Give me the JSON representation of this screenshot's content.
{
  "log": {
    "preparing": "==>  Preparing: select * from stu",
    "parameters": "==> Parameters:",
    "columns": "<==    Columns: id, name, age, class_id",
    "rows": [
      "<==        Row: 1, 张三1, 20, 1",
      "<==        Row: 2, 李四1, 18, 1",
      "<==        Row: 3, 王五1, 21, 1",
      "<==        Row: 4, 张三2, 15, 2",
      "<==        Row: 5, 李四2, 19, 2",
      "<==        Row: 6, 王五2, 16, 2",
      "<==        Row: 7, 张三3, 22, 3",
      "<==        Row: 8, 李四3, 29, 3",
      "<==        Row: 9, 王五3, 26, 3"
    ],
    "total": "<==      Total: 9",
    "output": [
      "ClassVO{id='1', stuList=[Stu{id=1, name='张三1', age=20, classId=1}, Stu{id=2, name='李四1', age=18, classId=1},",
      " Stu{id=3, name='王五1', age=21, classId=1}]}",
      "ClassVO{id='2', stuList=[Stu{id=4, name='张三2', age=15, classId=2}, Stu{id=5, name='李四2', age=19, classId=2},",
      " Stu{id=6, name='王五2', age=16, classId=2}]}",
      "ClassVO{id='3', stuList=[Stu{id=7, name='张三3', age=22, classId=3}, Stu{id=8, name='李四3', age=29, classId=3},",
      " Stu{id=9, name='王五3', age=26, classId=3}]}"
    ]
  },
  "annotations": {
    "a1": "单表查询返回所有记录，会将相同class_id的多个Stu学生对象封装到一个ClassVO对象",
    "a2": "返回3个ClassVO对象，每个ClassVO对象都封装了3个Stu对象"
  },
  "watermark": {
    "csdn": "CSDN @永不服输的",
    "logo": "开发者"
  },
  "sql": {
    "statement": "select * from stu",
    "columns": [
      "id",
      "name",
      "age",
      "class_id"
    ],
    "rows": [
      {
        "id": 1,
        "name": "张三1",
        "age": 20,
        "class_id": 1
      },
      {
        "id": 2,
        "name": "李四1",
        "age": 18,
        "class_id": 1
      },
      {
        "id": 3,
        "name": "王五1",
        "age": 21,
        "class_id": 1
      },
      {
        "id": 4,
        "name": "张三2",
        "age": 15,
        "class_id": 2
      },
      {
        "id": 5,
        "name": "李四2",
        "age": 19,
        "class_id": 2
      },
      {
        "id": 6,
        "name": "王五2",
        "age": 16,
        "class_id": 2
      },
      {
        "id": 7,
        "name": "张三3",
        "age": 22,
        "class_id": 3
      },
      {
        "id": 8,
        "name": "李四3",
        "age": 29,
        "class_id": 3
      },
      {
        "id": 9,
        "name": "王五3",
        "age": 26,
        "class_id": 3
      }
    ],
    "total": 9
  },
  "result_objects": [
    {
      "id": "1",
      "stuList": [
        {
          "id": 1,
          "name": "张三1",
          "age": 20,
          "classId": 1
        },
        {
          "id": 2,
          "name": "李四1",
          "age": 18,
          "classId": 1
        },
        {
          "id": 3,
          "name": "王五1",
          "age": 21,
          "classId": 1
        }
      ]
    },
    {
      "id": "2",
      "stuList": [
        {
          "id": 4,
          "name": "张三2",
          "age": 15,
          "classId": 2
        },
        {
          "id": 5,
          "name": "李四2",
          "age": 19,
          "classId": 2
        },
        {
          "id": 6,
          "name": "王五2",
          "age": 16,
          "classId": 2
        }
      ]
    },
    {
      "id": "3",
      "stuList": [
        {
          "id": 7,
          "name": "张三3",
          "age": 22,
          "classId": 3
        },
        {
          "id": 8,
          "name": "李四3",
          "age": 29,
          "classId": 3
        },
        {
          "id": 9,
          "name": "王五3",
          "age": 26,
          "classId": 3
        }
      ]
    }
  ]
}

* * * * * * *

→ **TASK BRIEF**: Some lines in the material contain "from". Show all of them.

→ **SOLVED PROBLEM**:
    "preparing": "==>  Preparing: select * from stu",
    "statement": "select * from stu",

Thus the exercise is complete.